Sailing Conditions & Weather

Puget Sound is one of the most beautiful and challenging places you will ever sail. This is because as weather systems come across the Pacific, the first landmass they encounter is usually the Pacific Northwest. 

When these systems begin to interact with the land, the speed at which they move usually slows down, and the winds associated with these systems change direction. This makes weather forecasting very interesting and as we say, the National Weather Service sends their forecasters to the Pacific Northwest to teach them humility. 

The sailing conditions described below were prepared by Bruce Hedrick, who compiles pre-race weather predictions for all major northwest sailboat races. 

Sailing Conditions on Puget Sound  - By Bruce Hedrik

September is a great time of the year to sail here, as it is when we transition from summer to fall. It also means just about all options are on the table for weather. There are generally three possibilities for weather systems in September. The first is that the Pacific High-pressure system which resides off the West Coast through most of the summer will remain in place bringing beautiful weather and a perfect sailing breeze to Puget Sound. This breeze usually starts to fill from the northwest sometime after about 1000 hours. It will come down Puget Sound at 5-8 knots starting from a direction around due north and then back to 335° to 350° and building to 8-12 knots. In the Worlds sailing area, the oscillations will tend to be less than 10° once the breeze has settled. 

The other conditions involve the fact that in September we may get the first fall low-pressure systems and their attached fronts.
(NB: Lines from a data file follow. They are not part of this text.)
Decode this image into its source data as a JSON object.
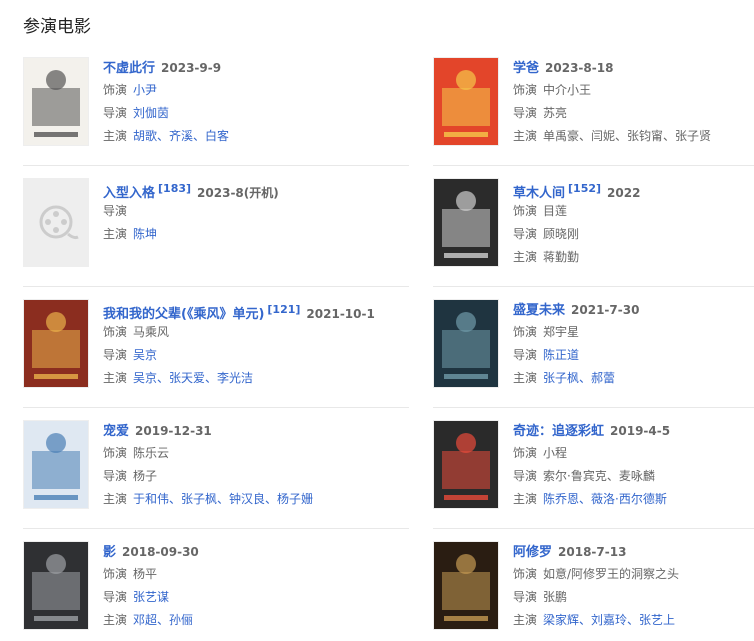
{
  "section_title": "参演电影",
  "labels": {
    "role": "饰演",
    "director": "导演",
    "cast": "主演"
  },
  "films": [
    {
      "title": "不虚此行",
      "date": "2023-9-9",
      "sup": "",
      "role": "小尹",
      "role_link": true,
      "director": "刘伽茵",
      "cast": "胡歌、齐溪、白客"
    },
    {
      "title": "学爸",
      "date": "2023-8-18",
      "sup": "",
      "role": "中介小王",
      "role_link": false,
      "director": "苏亮",
      "cast": "单禹豪、闫妮、张钧甯、张子贤",
      "director_plain": true,
      "cast_plain": true
    },
    {
      "title": "入型入格",
      "date": "2023-8(开机)",
      "sup": "[183]",
      "role": "",
      "role_link": false,
      "director": "",
      "cast": "陈坤"
    },
    {
      "title": "草木人间",
      "date": "2022",
      "sup": "[152]",
      "role": "目莲",
      "role_link": false,
      "director": "顾晓刚",
      "cast": "蒋勤勤",
      "director_plain": true,
      "cast_plain": true
    },
    {
      "title": "我和我的父辈(《乘风》单元)",
      "date": "2021-10-1",
      "sup": "[121]",
      "role": "马乘风",
      "role_link": false,
      "director": "吴京",
      "cast": "吴京、张天爱、李光洁"
    },
    {
      "title": "盛夏未来",
      "date": "2021-7-30",
      "sup": "",
      "role": "郑宇星",
      "role_link": false,
      "director": "陈正道",
      "cast": "张子枫、郝蕾"
    },
    {
      "title": "宠爱",
      "date": "2019-12-31",
      "sup": "",
      "role": "陈乐云",
      "role_link": false,
      "director": "杨子",
      "cast": "于和伟、张子枫、钟汉良、杨子姗",
      "director_plain": true
    },
    {
      "title": "奇迹：追逐彩虹",
      "date": "2019-4-5",
      "sup": "",
      "role": "小程",
      "role_link": false,
      "director": "索尔·鲁宾克、麦咏麟",
      "cast": "陈乔恩、薇洛·西尔德斯",
      "director_plain": true
    },
    {
      "title": "影",
      "date": "2018-09-30",
      "sup": "",
      "role": "杨平",
      "role_link": false,
      "director": "张艺谋",
      "cast": "邓超、孙俪"
    },
    {
      "title": "阿修罗",
      "date": "2018-7-13",
      "sup": "",
      "role": "如意/阿修罗王的洞察之头",
      "role_link": false,
      "director": "张鹏",
      "cast": "梁家辉、刘嘉玲、张艺上",
      "director_plain": true
    }
  ]
}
As these systems come onshore, remember that warm fronts always lead cold fronts, and cold fronts move faster than warm fronts. 

The second of these possibilities is that you may be sailing in a pre-frontal condition. This will mean that the barometer is dropping, the cloud ceiling is lowering, and the wind will be out of the southeast anywhere from 10-25+knots. However, conditions do change quickly in Puget Sound.  

The third possibility is sailing in the post-frontal condition, which tends to last longer than the pre frontal situation. When the front has passed, the rain will tend to ease, the wind will clock from southeasterly to south/southwesterly, and generally ease in velocity.  

We also have to deal with tidal currents in the sailing area, and while they tend to be less than a knot, you will find that the velocity will vary slightly over the racecourse and can make mark roundings as well as tack and gybe locations interesting. Don’t think of this as a body of water moving at a uniform velocity over the racecourse. Instead, think of a series of small streams that are moving at different speeds. You will want to watch for tidelines that mark the interaction between these bodies of water and work to stay on the more favorable escalator. 

Remember also that Puget Sound is one cold body of water with the water temperatures in the race area averaging 55°F (12.8°C) in September.